At the end of the day, with no shoes to show for the effort, it was time for drinks and food.
Vault Martini Bar
Vault is dark, comfortable and cozy. For once we actually got the wingback chairs next to the fireplace. They have a huge menu of drinks and I opted for the Algonquin: Rye, Bonal Quina and Peychauds, although one day I need to try one each of the Seven Deadly Sins. The drinks. I am already well acquainted with the real deal.
I wonder. Is there a computer program that generates new drinks from random ingredients? There are a number sites on the web what will give you the name of a random drink to try, a drink based on whatever is on hand or even the name for a new drink. But I would sure hate to be the liver of the bartender who had to come up with all the drinks on this menu. And then all the other bar menus in the US with their drinks.
After relaxing it was time to go around the corner to
My favorite style of American food is Cajun, just spicy enough for a heat wimp like myself. We had wandered by the restaurant and decided to give it a try.
A Southern Cafe style with wooden floors we had a table with a view of the bar. I had a Dark and Stormy with their homemade ginger beer. We split a delicious green fired tomatoes. Unlike most green fried tomatoes, these were more like onion rings, tempura style, rather than usual pan fried in corn meal, and topped with apple creme fresh.
I decided on the fried chicken dinner with slaw, mashed potatoes, gravy, biscuit and a 10% off coupon for your next coronary angioplasty. It was that good. While I like to cook there are two recipes I never do well: pie crusts (never flakey) and fried chicken. This was good fried chicken: not oily, moist and slightly spicy. I have goal this summer when the boys are home from school to master fried chicken.
While the biscuit was excellent, I will brag and say that I make the best biscuits on the planet. Just ask my boys. Jeff: if you read this, agree in the comments. Or get your law school education cut off. Just kidding. Barely.

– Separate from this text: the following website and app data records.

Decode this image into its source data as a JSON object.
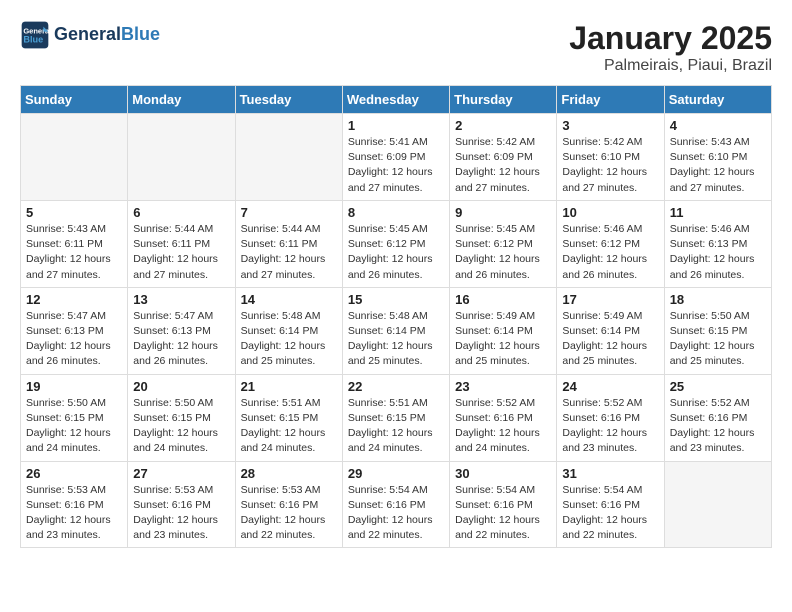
{
  "header": {
    "logo_line1": "General",
    "logo_line2": "Blue",
    "month": "January 2025",
    "location": "Palmeirais, Piaui, Brazil"
  },
  "weekdays": [
    "Sunday",
    "Monday",
    "Tuesday",
    "Wednesday",
    "Thursday",
    "Friday",
    "Saturday"
  ],
  "weeks": [
    [
      {
        "day": "",
        "info": ""
      },
      {
        "day": "",
        "info": ""
      },
      {
        "day": "",
        "info": ""
      },
      {
        "day": "1",
        "info": "Sunrise: 5:41 AM\nSunset: 6:09 PM\nDaylight: 12 hours\nand 27 minutes."
      },
      {
        "day": "2",
        "info": "Sunrise: 5:42 AM\nSunset: 6:09 PM\nDaylight: 12 hours\nand 27 minutes."
      },
      {
        "day": "3",
        "info": "Sunrise: 5:42 AM\nSunset: 6:10 PM\nDaylight: 12 hours\nand 27 minutes."
      },
      {
        "day": "4",
        "info": "Sunrise: 5:43 AM\nSunset: 6:10 PM\nDaylight: 12 hours\nand 27 minutes."
      }
    ],
    [
      {
        "day": "5",
        "info": "Sunrise: 5:43 AM\nSunset: 6:11 PM\nDaylight: 12 hours\nand 27 minutes."
      },
      {
        "day": "6",
        "info": "Sunrise: 5:44 AM\nSunset: 6:11 PM\nDaylight: 12 hours\nand 27 minutes."
      },
      {
        "day": "7",
        "info": "Sunrise: 5:44 AM\nSunset: 6:11 PM\nDaylight: 12 hours\nand 27 minutes."
      },
      {
        "day": "8",
        "info": "Sunrise: 5:45 AM\nSunset: 6:12 PM\nDaylight: 12 hours\nand 26 minutes."
      },
      {
        "day": "9",
        "info": "Sunrise: 5:45 AM\nSunset: 6:12 PM\nDaylight: 12 hours\nand 26 minutes."
      },
      {
        "day": "10",
        "info": "Sunrise: 5:46 AM\nSunset: 6:12 PM\nDaylight: 12 hours\nand 26 minutes."
      },
      {
        "day": "11",
        "info": "Sunrise: 5:46 AM\nSunset: 6:13 PM\nDaylight: 12 hours\nand 26 minutes."
      }
    ],
    [
      {
        "day": "12",
        "info": "Sunrise: 5:47 AM\nSunset: 6:13 PM\nDaylight: 12 hours\nand 26 minutes."
      },
      {
        "day": "13",
        "info": "Sunrise: 5:47 AM\nSunset: 6:13 PM\nDaylight: 12 hours\nand 26 minutes."
      },
      {
        "day": "14",
        "info": "Sunrise: 5:48 AM\nSunset: 6:14 PM\nDaylight: 12 hours\nand 25 minutes."
      },
      {
        "day": "15",
        "info": "Sunrise: 5:48 AM\nSunset: 6:14 PM\nDaylight: 12 hours\nand 25 minutes."
      },
      {
        "day": "16",
        "info": "Sunrise: 5:49 AM\nSunset: 6:14 PM\nDaylight: 12 hours\nand 25 minutes."
      },
      {
        "day": "17",
        "info": "Sunrise: 5:49 AM\nSunset: 6:14 PM\nDaylight: 12 hours\nand 25 minutes."
      },
      {
        "day": "18",
        "info": "Sunrise: 5:50 AM\nSunset: 6:15 PM\nDaylight: 12 hours\nand 25 minutes."
      }
    ],
    [
      {
        "day": "19",
        "info": "Sunrise: 5:50 AM\nSunset: 6:15 PM\nDaylight: 12 hours\nand 24 minutes."
      },
      {
        "day": "20",
        "info": "Sunrise: 5:50 AM\nSunset: 6:15 PM\nDaylight: 12 hours\nand 24 minutes."
      },
      {
        "day": "21",
        "info": "Sunrise: 5:51 AM\nSunset: 6:15 PM\nDaylight: 12 hours\nand 24 minutes."
      },
      {
        "day": "22",
        "info": "Sunrise: 5:51 AM\nSunset: 6:15 PM\nDaylight: 12 hours\nand 24 minutes."
      },
      {
        "day": "23",
        "info": "Sunrise: 5:52 AM\nSunset: 6:16 PM\nDaylight: 12 hours\nand 24 minutes."
      },
      {
        "day": "24",
        "info": "Sunrise: 5:52 AM\nSunset: 6:16 PM\nDaylight: 12 hours\nand 23 minutes."
      },
      {
        "day": "25",
        "info": "Sunrise: 5:52 AM\nSunset: 6:16 PM\nDaylight: 12 hours\nand 23 minutes."
      }
    ],
    [
      {
        "day": "26",
        "info": "Sunrise: 5:53 AM\nSunset: 6:16 PM\nDaylight: 12 hours\nand 23 minutes."
      },
      {
        "day": "27",
        "info": "Sunrise: 5:53 AM\nSunset: 6:16 PM\nDaylight: 12 hours\nand 23 minutes."
      },
      {
        "day": "28",
        "info": "Sunrise: 5:53 AM\nSunset: 6:16 PM\nDaylight: 12 hours\nand 22 minutes."
      },
      {
        "day": "29",
        "info": "Sunrise: 5:54 AM\nSunset: 6:16 PM\nDaylight: 12 hours\nand 22 minutes."
      },
      {
        "day": "30",
        "info": "Sunrise: 5:54 AM\nSunset: 6:16 PM\nDaylight: 12 hours\nand 22 minutes."
      },
      {
        "day": "31",
        "info": "Sunrise: 5:54 AM\nSunset: 6:16 PM\nDaylight: 12 hours\nand 22 minutes."
      },
      {
        "day": "",
        "info": ""
      }
    ]
  ]
}
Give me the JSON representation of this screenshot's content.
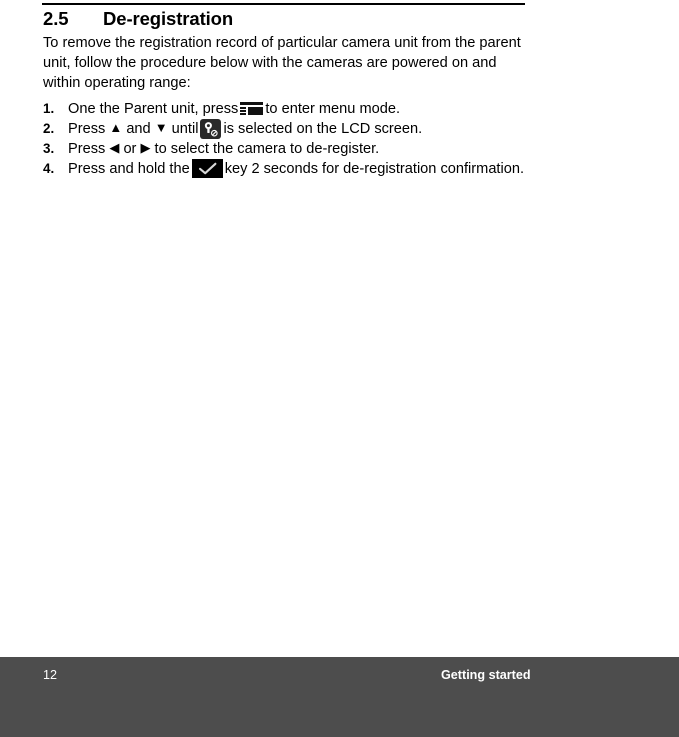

Desert was a coconut and nougat bar in chocolate, a mounds bar with extra atherogenesis. I can see why the South lost the war. After eating like this, no way could I march to the front and if I were to make it I would present too wide a target.